    If the Big Bang created equal amounts of matter and anti-matter, perhaps in kicking us "forward" in time, the "bang" pushed the anti-matter "backwards"!

    This neatly explains our motion through time, where all the anti-matter went, and what happened before the Big Bang!

    Of course "forward" and "backward" are relative, as Einstein pointed out. If we could see the anti-matter universe it would appear to be traveling backward in time to us. But from *their* perspective, we would be the ones traveling backwards in time.

    QED.

    ;-)

    --

    Pete

  23. Harry Stottle

    Its only a provisional result

    at 68%, it's only interesting enough to justify further experiments, not to rewrite the text books.

    They don't generally regard these things as settled till they reach or exceed 95% (that, for example, was the trigger for the official announcement of the Higgs Boson)

  24. DougS Silver badge

    Who says particles and antiparticles were created in EXACTLY equal numbers?

    When the early post big bang universe cooled enough for protons and antiprotons to form, maybe there was an equal chance of each, but that doesn't mean it would be a 50/50 split down to the last decimal point. One flavor would be more numerous than the other, and even if most annihilated each other one or the other would have a surplus at the end of it all.

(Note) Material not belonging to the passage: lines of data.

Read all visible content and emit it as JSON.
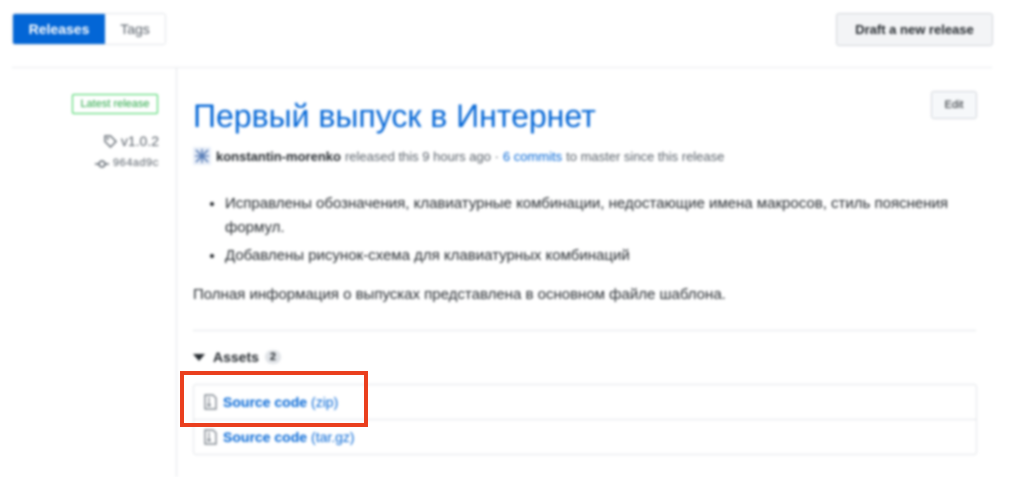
{
  "tabs": {
    "releases": "Releases",
    "tags": "Tags"
  },
  "draft_button": "Draft a new release",
  "sidebar": {
    "latest_badge": "Latest release",
    "tag": "v1.0.2",
    "commit": "964ad9c"
  },
  "release": {
    "title": "Первый выпуск в Интернет",
    "edit_button": "Edit",
    "author": "konstantin-morenko",
    "released_text": "released this 9 hours ago ·",
    "commits_link": "6 commits",
    "commits_suffix": "to master since this release",
    "bullets": [
      "Исправлены обозначения, клавиатурные комбинации, недостающие имена макросов, стиль пояснения формул.",
      "Добавлены рисунок-схема для клавиатурных комбинаций"
    ],
    "paragraph": "Полная информация о выпусках представлена в основном файле шаблона."
  },
  "assets": {
    "heading": "Assets",
    "count": "2",
    "items": [
      {
        "name": "Source code",
        "ext": "(zip)"
      },
      {
        "name": "Source code",
        "ext": "(tar.gz)"
      }
    ]
  },
  "colors": {
    "accent": "#0366d6",
    "latest": "#28a745",
    "highlight": "#ea3f1e"
  }
}
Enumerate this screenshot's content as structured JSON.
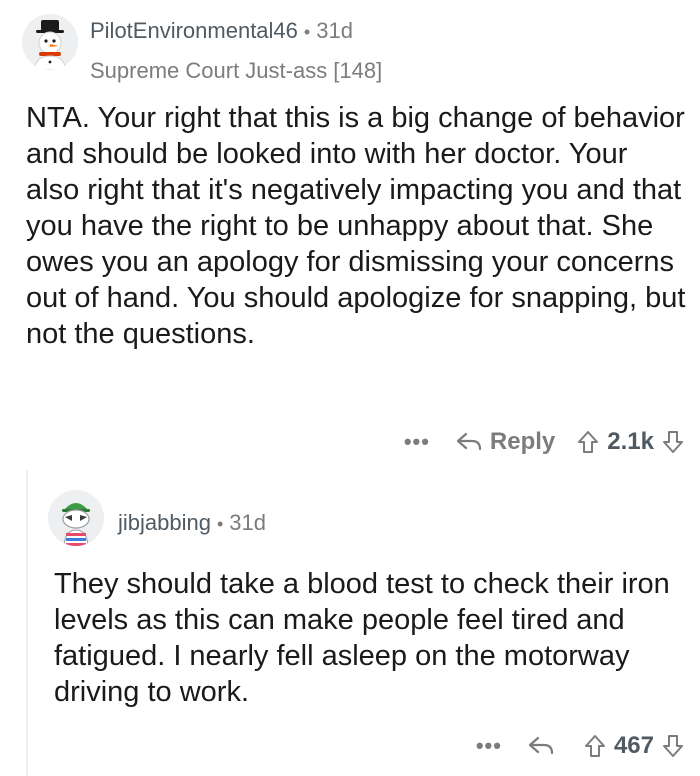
{
  "comments": [
    {
      "author": "PilotEnvironmental46",
      "separator": "•",
      "age": "31d",
      "flair": "Supreme Court Just-ass [148]",
      "body": "NTA. Your right that this is a big change of behavior and should be looked into with her doctor. Your also right that it's negatively impacting you and that you have the right to be unhappy about that. She owes you an apology for dismissing your concerns out of hand. You should apologize for snapping, but not the questions.",
      "actions": {
        "more": "•••",
        "reply_label": "Reply",
        "score": "2.1k"
      }
    },
    {
      "author": "jibjabbing",
      "separator": "•",
      "age": "31d",
      "body": "They should take a blood test to check their iron levels as this can make people feel tired and fatigued. I nearly fell asleep on the motorway driving to work.",
      "actions": {
        "more": "•••",
        "score": "467"
      }
    }
  ],
  "icons": {
    "reply": "reply-arrow-icon",
    "upvote": "upvote-arrow-icon",
    "downvote": "downvote-arrow-icon"
  },
  "colors": {
    "text": "#1a1a1b",
    "muted": "#7c7c7c",
    "author": "#505a62",
    "thread_line": "#edeff1"
  }
}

    1. Uffish

      Re: Who says particles and antiparticles were created in EXACTLY equal numbers?

      If, because of the slightly unequal split in numbers, 0.0001% of the original matter was left over - what would happen to it during the almighty whoosh of the matter/antimatter mutual annihilation?

      1. soulrideruk Bronze badge

        Re: Who says particles and antiparticles were created in EXACTLY equal numbers?

        It would be flung out to the far corners of the universe, or should that be, It would be flung out as the far corners of the universe, and everything in between.

        1. Uffish

          Re: Flung out

          Yeah, but my poorly worded question was more about the fireproof and collision resistant qualities of the particles. Elementary particles must be really tough little things if they can stand being big-banged and almost completely but not quite annihilated just afterwards.

  25. Winkypop Silver badge
    Devil

    If you are looking for anti-intelligence matter

    Try; 1600 Pennsylvania Ave, Washington DC.

    There is enough for everyone.

  26. Anonymous Coward
    Anonymous Coward

    Wait a minute...

    HOW old are these boffins?

  27. Martin Budden

    simple answer

    When the Big Bang happened all the matter went *this* way and all the antimatter went *that* way. It's a universe of two halves, we just can't see far enough to see the other half.

  28. Destroy All Monsters Silver badge
    Boffin

    Finally a writeup which makes sense

    This Week's Hype

    Peter Woit blogs:

    Yet another entry in the long line of nonsensical hype about fundamental physics driven by misleading university press releases is today’s news that CERN Scientists Conclude that the Universe Should Not Exist. Tracking this back through various press stories, one finds that the original source, as always, is a university press release designed to mislead journalists. In this case it’s Riddle of matter remains unsolved from Johannes Gutenberg University Mainz, a press release designed to promote this paper in Nature.

    The paper reports a nice experimental result, a measurement of the antiproton magnetic moment showing no measurable difference with the proton magnetic moment. This is a test of CPT invariance, which everyone expects to be a fundamental property of any quantum field theory. The hype in the press release confuses CPT invariance with CP invariance. We know that physics is not CP invariant, with an open problem that of whether the currently known sources of CP non-invariance are large enough to produce in cosmological models the observed excess of baryons over antibaryons. An accurate version of the press release would be: “experiment finds expected CPT invariance, says nothing about the CP problem.”

POST COMMENT House rules

Not a member of The Register? Create a new account here.

  • Enter your comment

  • Add an icon

Anonymous cowards cannot choose their icon

Biting the hand that feeds IT © 1998–2019